## Work order
Please find every line in the records below that contains the word "title", and copy it.

## Data supplied
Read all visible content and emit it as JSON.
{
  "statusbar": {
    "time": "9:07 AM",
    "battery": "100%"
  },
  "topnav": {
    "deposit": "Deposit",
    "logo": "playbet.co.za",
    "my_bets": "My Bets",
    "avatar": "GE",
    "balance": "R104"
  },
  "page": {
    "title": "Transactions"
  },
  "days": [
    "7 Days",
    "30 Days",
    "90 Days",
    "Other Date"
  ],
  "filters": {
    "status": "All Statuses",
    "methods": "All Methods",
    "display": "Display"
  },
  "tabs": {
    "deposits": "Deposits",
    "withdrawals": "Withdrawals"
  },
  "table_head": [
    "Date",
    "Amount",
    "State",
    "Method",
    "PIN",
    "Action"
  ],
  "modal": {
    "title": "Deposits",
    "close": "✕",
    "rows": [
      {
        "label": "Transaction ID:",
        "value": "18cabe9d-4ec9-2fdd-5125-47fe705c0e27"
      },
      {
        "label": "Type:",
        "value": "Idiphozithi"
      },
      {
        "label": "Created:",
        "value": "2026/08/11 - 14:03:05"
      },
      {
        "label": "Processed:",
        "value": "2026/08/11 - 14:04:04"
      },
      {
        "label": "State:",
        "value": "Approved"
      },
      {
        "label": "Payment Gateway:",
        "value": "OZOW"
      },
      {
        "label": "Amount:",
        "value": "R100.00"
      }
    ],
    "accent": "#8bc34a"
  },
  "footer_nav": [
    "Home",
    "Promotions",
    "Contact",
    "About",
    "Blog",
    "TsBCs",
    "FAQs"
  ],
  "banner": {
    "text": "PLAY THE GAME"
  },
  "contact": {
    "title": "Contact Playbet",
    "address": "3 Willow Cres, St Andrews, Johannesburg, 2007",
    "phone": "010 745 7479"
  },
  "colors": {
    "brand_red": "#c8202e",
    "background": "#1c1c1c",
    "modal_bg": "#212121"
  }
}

## Output
    "title": "Transactions"
    "title": "Deposits",
    "title": "Contact Playbet",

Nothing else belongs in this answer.